[Source data]

........

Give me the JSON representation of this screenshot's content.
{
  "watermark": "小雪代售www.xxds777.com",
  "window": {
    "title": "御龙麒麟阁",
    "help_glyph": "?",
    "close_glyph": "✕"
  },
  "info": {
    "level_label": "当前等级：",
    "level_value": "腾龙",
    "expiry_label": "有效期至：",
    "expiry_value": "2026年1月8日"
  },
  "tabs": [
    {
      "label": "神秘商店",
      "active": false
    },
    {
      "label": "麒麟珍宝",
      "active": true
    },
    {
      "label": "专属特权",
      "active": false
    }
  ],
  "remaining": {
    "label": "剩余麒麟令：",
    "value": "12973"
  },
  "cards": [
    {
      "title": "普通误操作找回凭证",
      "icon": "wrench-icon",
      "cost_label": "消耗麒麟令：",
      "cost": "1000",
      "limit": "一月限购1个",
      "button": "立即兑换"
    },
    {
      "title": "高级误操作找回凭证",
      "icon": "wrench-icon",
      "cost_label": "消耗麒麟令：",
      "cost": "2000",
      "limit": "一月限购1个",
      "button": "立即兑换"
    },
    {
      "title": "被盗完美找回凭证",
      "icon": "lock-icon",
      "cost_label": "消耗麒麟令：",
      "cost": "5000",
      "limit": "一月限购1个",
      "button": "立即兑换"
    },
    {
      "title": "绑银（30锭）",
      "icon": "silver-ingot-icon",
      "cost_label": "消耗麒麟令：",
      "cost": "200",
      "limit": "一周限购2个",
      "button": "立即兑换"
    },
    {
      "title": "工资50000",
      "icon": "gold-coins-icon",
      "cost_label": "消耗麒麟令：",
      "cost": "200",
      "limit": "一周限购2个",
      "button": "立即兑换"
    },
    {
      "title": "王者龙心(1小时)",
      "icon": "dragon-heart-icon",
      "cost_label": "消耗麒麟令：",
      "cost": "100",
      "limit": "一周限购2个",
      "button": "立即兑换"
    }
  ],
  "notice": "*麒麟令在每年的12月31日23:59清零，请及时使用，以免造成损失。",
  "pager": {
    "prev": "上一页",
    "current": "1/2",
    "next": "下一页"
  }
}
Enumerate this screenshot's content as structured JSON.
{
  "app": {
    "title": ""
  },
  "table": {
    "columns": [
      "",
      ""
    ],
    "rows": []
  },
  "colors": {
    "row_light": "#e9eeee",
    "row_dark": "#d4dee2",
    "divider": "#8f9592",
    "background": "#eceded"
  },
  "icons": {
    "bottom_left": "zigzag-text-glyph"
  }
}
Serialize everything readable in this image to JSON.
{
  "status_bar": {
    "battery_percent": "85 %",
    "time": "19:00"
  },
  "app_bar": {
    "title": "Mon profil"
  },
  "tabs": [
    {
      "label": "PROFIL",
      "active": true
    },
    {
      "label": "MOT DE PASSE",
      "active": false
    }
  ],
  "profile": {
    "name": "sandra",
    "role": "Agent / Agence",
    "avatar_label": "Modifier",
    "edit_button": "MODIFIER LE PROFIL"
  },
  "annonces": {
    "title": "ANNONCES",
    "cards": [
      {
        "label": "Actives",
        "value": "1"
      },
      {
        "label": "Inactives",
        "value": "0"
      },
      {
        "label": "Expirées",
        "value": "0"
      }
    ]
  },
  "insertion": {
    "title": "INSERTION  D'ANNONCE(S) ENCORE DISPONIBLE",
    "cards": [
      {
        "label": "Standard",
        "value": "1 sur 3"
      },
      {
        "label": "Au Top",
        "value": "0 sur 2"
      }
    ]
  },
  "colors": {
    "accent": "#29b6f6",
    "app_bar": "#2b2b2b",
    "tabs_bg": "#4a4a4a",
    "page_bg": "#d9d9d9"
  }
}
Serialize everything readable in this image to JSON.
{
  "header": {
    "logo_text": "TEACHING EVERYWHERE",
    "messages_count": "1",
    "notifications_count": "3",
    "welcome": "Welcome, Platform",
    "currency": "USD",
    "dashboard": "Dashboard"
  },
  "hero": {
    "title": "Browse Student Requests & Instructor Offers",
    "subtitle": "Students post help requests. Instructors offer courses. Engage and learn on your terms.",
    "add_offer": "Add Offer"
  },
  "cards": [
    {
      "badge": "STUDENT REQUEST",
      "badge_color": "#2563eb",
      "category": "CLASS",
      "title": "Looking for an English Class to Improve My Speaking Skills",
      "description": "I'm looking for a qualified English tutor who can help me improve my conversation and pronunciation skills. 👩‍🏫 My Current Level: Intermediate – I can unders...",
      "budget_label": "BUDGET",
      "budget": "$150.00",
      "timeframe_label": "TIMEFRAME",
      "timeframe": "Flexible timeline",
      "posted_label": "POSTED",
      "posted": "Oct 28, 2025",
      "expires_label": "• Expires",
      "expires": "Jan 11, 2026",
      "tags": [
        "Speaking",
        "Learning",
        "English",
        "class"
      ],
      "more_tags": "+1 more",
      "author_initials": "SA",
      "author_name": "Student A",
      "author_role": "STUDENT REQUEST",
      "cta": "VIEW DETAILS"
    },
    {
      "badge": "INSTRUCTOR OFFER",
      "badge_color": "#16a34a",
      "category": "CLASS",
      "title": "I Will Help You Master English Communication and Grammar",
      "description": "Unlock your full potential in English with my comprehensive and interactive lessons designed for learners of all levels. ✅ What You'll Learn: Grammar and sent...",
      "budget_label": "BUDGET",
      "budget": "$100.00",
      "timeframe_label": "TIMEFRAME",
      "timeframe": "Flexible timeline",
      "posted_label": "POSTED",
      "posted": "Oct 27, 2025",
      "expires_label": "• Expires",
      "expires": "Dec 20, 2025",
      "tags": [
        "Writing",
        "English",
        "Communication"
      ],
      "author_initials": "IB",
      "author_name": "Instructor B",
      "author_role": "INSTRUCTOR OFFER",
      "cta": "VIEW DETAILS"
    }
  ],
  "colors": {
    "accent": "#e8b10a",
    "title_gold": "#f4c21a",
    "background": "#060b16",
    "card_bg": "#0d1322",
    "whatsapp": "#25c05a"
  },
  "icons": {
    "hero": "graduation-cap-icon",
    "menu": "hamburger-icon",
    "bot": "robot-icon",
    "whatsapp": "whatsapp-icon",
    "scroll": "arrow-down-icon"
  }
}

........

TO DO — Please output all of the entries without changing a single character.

ANSWER SECTION —
Give me the JSON representation of this screenshot's content.
{
  "watermark": "小雪代售www.xxds777.com",
  "window": {
    "title": "御龙麒麟阁",
    "help_glyph": "?",
    "close_glyph": "✕"
  },
  "info": {
    "level_label": "当前等级：",
    "level_value": "腾龙",
    "expiry_label": "有效期至：",
    "expiry_value": "2026年1月8日"
  },
  "tabs": [
    {
      "label": "神秘商店",
      "active": false
    },
    {
      "label": "麒麟珍宝",
      "active": true
    },
    {
      "label": "专属特权",
      "active": false
    }
  ],
  "remaining": {
    "label": "剩余麒麟令：",
    "value": "12973"
  },
  "cards": [
    {
      "title": "普通误操作找回凭证",
      "icon": "wrench-icon",
      "cost_label": "消耗麒麟令：",
      "cost": "1000",
      "limit": "一月限购1个",
      "button": "立即兑换"
    },
    {
      "title": "高级误操作找回凭证",
      "icon": "wrench-icon",
      "cost_label": "消耗麒麟令：",
      "cost": "2000",
      "limit": "一月限购1个",
      "button": "立即兑换"
    },
    {
      "title": "被盗完美找回凭证",
      "icon": "lock-icon",
      "cost_label": "消耗麒麟令：",
      "cost": "5000",
      "limit": "一月限购1个",
      "button": "立即兑换"
    },
    {
      "title": "绑银（30锭）",
      "icon": "silver-ingot-icon",
      "cost_label": "消耗麒麟令：",
      "cost": "200",
      "limit": "一周限购2个",
      "button": "立即兑换"
    },
    {
      "title": "工资50000",
      "icon": "gold-coins-icon",
      "cost_label": "消耗麒麟令：",
      "cost": "200",
      "limit": "一周限购2个",
      "button": "立即兑换"
    },
    {
      "title": "王者龙心(1小时)",
      "icon": "dragon-heart-icon",
      "cost_label": "消耗麒麟令：",
      "cost": "100",
      "limit": "一周限购2个",
      "button": "立即兑换"
    }
  ],
  "notice": "*麒麟令在每年的12月31日23:59清零，请及时使用，以免造成损失。",
  "pager": {
    "prev": "上一页",
    "current": "1/2",
    "next": "下一页"
  }
}
Enumerate this screenshot's content as structured JSON.
{
  "app": {
    "title": ""
  },
  "table": {
    "columns": [
      "",
      ""
    ],
    "rows": []
  },
  "colors": {
    "row_light": "#e9eeee",
    "row_dark": "#d4dee2",
    "divider": "#8f9592",
    "background": "#eceded"
  },
  "icons": {
    "bottom_left": "zigzag-text-glyph"
  }
}
Serialize everything readable in this image to JSON.
{
  "status_bar": {
    "battery_percent": "85 %",
    "time": "19:00"
  },
  "app_bar": {
    "title": "Mon profil"
  },
  "tabs": [
    {
      "label": "PROFIL",
      "active": true
    },
    {
      "label": "MOT DE PASSE",
      "active": false
    }
  ],
  "profile": {
    "name": "sandra",
    "role": "Agent / Agence",
    "avatar_label": "Modifier",
    "edit_button": "MODIFIER LE PROFIL"
  },
  "annonces": {
    "title": "ANNONCES",
    "cards": [
      {
        "label": "Actives",
        "value": "1"
      },
      {
        "label": "Inactives",
        "value": "0"
      },
      {
        "label": "Expirées",
        "value": "0"
      }
    ]
  },
  "insertion": {
    "title": "INSERTION  D'ANNONCE(S) ENCORE DISPONIBLE",
    "cards": [
      {
        "label": "Standard",
        "value": "1 sur 3"
      },
      {
        "label": "Au Top",
        "value": "0 sur 2"
      }
    ]
  },
  "colors": {
    "accent": "#29b6f6",
    "app_bar": "#2b2b2b",
    "tabs_bg": "#4a4a4a",
    "page_bg": "#d9d9d9"
  }
}
Serialize everything readable in this image to JSON.
{
  "header": {
    "logo_text": "TEACHING EVERYWHERE",
    "messages_count": "1",
    "notifications_count": "3",
    "welcome": "Welcome, Platform",
    "currency": "USD",
    "dashboard": "Dashboard"
  },
  "hero": {
    "title": "Browse Student Requests & Instructor Offers",
    "subtitle": "Students post help requests. Instructors offer courses. Engage and learn on your terms.",
    "add_offer": "Add Offer"
  },
  "cards": [
    {
      "badge": "STUDENT REQUEST",
      "badge_color": "#2563eb",
      "category": "CLASS",
      "title": "Looking for an English Class to Improve My Speaking Skills",
      "description": "I'm looking for a qualified English tutor who can help me improve my conversation and pronunciation skills. 👩‍🏫 My Current Level: Intermediate – I can unders...",
      "budget_label": "BUDGET",
      "budget": "$150.00",
      "timeframe_label": "TIMEFRAME",
      "timeframe": "Flexible timeline",
      "posted_label": "POSTED",
      "posted": "Oct 28, 2025",
      "expires_label": "• Expires",
      "expires": "Jan 11, 2026",
      "tags": [
        "Speaking",
        "Learning",
        "English",
        "class"
      ],
      "more_tags": "+1 more",
      "author_initials": "SA",
      "author_name": "Student A",
      "author_role": "STUDENT REQUEST",
      "cta": "VIEW DETAILS"
    },
    {
      "badge": "INSTRUCTOR OFFER",
      "badge_color": "#16a34a",
      "category": "CLASS",
      "title": "I Will Help You Master English Communication and Grammar",
      "description": "Unlock your full potential in English with my comprehensive and interactive lessons designed for learners of all levels. ✅ What You'll Learn: Grammar and sent...",
      "budget_label": "BUDGET",
      "budget": "$100.00",
      "timeframe_label": "TIMEFRAME",
      "timeframe": "Flexible timeline",
      "posted_label": "POSTED",
      "posted": "Oct 27, 2025",
      "expires_label": "• Expires",
      "expires": "Dec 20, 2025",
      "tags": [
        "Writing",
        "English",
        "Communication"
      ],
      "author_initials": "IB",
      "author_name": "Instructor B",
      "author_role": "INSTRUCTOR OFFER",
      "cta": "VIEW DETAILS"
    }
  ],
  "colors": {
    "accent": "#e8b10a",
    "title_gold": "#f4c21a",
    "background": "#060b16",
    "card_bg": "#0d1322",
    "whatsapp": "#25c05a"
  },
  "icons": {
    "hero": "graduation-cap-icon",
    "menu": "hamburger-icon",
    "bot": "robot-icon",
    "whatsapp": "whatsapp-icon",
    "scroll": "arrow-down-icon"
  }
}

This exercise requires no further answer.